Go through the records and give the number of lines that include "Learn", with nothing else.

◇ ◇ ◇

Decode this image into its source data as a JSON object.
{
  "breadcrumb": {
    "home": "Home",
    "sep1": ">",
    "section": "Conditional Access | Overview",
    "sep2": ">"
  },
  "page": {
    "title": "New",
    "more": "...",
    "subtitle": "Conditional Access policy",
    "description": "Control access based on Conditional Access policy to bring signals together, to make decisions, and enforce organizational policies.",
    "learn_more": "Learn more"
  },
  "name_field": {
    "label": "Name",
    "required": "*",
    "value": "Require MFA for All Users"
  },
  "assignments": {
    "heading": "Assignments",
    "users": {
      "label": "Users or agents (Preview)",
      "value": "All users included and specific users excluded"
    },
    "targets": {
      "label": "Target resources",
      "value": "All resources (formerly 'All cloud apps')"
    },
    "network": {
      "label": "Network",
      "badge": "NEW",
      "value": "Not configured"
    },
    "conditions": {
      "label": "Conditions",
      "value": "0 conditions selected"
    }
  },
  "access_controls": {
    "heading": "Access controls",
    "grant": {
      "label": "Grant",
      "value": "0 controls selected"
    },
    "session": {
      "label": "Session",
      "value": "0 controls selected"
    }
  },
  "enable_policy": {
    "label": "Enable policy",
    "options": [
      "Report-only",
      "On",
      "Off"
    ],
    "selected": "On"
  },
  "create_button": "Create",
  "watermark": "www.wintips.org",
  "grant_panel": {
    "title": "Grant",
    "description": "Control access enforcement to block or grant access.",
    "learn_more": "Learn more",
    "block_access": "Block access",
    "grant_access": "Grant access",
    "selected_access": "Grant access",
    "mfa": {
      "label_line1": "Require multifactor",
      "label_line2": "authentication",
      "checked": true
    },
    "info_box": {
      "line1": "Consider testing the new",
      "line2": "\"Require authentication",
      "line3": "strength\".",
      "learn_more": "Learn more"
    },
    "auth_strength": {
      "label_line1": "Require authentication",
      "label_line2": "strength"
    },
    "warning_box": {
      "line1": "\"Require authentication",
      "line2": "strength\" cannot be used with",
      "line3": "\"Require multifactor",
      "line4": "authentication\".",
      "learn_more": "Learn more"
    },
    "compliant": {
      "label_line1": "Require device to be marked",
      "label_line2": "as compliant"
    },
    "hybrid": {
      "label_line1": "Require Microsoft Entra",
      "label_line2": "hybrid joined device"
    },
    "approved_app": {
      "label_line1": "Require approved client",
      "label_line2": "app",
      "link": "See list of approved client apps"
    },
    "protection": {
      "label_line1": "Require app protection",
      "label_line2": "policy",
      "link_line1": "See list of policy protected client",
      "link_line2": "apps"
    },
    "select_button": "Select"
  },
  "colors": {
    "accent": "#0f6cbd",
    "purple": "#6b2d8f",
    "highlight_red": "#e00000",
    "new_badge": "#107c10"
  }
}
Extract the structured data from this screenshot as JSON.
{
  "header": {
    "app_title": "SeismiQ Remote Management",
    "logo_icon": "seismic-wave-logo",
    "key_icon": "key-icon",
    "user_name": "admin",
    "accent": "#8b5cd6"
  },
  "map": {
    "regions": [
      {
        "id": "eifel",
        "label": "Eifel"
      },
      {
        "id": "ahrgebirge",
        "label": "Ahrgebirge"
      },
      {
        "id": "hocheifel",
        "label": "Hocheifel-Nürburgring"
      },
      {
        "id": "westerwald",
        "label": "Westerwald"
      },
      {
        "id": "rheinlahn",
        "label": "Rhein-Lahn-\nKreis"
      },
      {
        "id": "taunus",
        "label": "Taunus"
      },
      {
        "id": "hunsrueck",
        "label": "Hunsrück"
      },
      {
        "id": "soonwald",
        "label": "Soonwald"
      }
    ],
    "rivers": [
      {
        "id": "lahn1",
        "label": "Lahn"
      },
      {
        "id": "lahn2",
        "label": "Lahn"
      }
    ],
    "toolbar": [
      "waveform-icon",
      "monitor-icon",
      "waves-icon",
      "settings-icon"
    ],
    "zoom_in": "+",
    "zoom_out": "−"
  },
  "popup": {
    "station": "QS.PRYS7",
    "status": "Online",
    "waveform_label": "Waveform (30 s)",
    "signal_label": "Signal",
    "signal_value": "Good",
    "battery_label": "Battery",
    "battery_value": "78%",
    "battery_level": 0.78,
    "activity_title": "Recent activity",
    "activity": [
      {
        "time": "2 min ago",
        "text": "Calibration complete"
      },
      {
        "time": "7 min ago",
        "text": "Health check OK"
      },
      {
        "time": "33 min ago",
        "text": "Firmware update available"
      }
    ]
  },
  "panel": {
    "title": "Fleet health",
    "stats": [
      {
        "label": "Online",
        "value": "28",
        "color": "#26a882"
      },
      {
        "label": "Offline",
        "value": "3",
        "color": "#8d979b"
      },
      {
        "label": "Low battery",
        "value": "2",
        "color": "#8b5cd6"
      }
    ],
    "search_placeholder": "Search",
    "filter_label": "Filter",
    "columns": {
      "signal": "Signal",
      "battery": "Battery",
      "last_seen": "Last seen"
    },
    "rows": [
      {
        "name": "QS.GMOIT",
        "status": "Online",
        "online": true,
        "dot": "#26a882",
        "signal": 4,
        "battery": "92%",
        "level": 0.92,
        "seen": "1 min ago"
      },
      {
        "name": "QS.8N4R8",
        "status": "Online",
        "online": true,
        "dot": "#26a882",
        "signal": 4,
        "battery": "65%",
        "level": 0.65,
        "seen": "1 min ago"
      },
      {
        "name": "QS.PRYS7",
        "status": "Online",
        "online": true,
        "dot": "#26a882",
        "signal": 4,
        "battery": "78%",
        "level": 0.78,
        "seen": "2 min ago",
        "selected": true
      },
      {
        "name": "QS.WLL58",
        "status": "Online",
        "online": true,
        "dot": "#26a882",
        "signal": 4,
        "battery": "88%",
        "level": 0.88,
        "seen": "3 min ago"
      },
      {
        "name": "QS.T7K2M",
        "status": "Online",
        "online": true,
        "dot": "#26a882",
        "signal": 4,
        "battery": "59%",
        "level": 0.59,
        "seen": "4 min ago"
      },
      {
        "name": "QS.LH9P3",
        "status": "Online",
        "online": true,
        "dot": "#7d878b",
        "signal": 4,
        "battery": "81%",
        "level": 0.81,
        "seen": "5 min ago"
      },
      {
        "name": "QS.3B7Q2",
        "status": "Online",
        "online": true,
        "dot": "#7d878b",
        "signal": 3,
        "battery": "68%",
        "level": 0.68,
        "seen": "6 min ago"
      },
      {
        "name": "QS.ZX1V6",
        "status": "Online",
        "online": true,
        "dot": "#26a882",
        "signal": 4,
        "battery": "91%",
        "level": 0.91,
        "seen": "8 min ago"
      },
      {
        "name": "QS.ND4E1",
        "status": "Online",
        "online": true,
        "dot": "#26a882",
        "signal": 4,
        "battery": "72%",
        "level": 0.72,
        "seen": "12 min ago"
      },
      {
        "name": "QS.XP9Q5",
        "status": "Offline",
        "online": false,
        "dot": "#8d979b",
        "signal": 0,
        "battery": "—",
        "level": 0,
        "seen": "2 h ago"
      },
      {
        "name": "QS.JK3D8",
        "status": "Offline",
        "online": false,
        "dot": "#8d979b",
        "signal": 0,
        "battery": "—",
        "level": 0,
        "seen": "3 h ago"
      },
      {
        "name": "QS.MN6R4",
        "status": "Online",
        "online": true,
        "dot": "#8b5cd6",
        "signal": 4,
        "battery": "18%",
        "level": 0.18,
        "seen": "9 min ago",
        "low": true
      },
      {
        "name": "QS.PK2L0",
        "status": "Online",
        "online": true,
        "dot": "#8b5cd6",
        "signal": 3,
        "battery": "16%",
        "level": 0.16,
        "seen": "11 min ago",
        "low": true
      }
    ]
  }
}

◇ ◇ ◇

● **Completed exercise**
4